Location: Nutrient Data Laboratory

Title: Effects of domestic cooking on flavonoids in broccoli and calculation of retention factors

Author
item Wu, Xianli
item ZHAO, YANG - US Department Of Agriculture (USDA)
item Haytowitz, David
item CHEN, PEI - US Department Of Agriculture (USDA)
item Pehrsson, Pamela

Submitted to: Heliyon
Publication Type: Peer Reviewed Journal
Publication Acceptance Date: 2/4/2019
Publication Date: 2/26/2019
Citation: Wu, X., Zhao, Y., Haytowitz, D.B., Chen, P., Pehrsson, P.R. 2019. Effects of domestic cooking on flavonoids in broccoli and calculation of retention factors. Heliyon. 2019 Mar; 5(3): e01310. https://doi.org/10.1016/j.heliyon.2019.e01310.
DOI: https://doi.org/10.1016/j.heliyon.2019.e01310

Interpretive Summary: Flavonoids are a large group of polyphenolic compounds found in fruits and vegetables. The consumption of foods high in flavonoids has been associated with reduced risk of several chronic diseases.The flavonoids content of foods is strongly influenced by domestic cooking, which further impacts the estimation of their dietary intake and potential health benefits. The objectives of this study were to determine how common domestic cooking methods alter complex flavonoids in broccoli; to compare the effects of different cooking methods; and to calculate the retention factors. Raw broccoli was cooked by three common cooking methods (boiling, steaming and microwaving). Flavonoids were chemically analyzed. Eight complex flavonoids were identified and quantified in raw and cooked broccoli samples. Boiling resulted in significant loss of all flavonoids, while steaming and microwaving caused minor loses or even increases of the flavonoids. Apparent retention factors (AR) and true retention factors (TR) were calculated on individual flavonoids. In addition, two different ways to calculate total retention factors, “Retention Factor by Glucoside” and “Retention Factor by Aglycone”, both based on TR, were calculated. In conclusion, domestic cooking significantly altered the flavonoid contents in broccoli, with cooking method and chemical nature being key influential factors. Microwaving appeared to be the best cooking method to preserve complex flavonoids in broccoli.

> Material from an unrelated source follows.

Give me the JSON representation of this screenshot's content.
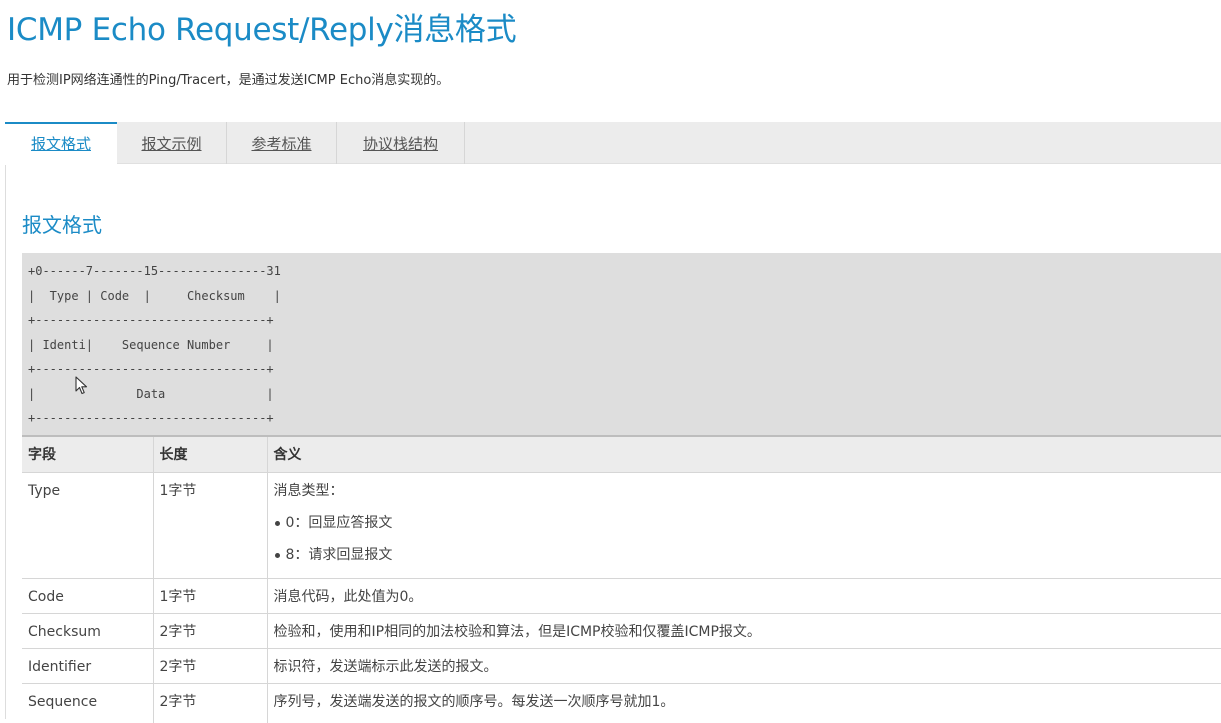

Technical Abstract: The flavonoids content of foods is strongly influenced by domestic cooking, which further impacts the estimation of their dietary intake and potential health benefits. The objectives of this study were to determine how common domestic cooking methods alter complex flavonoids in broccoli; to compare the effects of different cooking methods; and to calculate the retention factors. Raw broccoli was cooked by three common cooking methods (boiling, steaming and microwaving). Flavonoids were analyzed by HPLC-MS. Seven major kaempferol (Km) tri- or tetra-glycosides and one quercetin (Qn) tri-glycoside were identified and quantified in raw and cooked broccoli samples. Boiling resulted in significant loss of all flavonoids, while steaming and microwaving caused minor loses or even increases of the flavonoids. Apparent retention factors (AR) and true retention factors (TR) were calculated on individual flavonoids. TR varied widely from 30.4% to 174.1%, depending on the cooking method and chemical structure. In addition, two different ways to calculate total retention factors, “Retention Factor by Glucoside” and “Retention Factor by Aglycone”, both based on TR, were calculated. “The Retention Factors by Aglycone” for Km and Qn glycosides, as well as the total flavonoids in broccoli, were 44.6%, 53.2% and 45.1% for boiling; 88.2%, 90.3% and 88.3%% for steaming; and 129.8%, 108.5% and 128.4% for microwaving, respectively. In conclusion, domestic cooking significantly altered the flavonoid contents in broccoli, with cooking method and chemical nature being key influential factors. Microwaving appeared to be the best cooking method to preserve complex flavonoids in broccoli.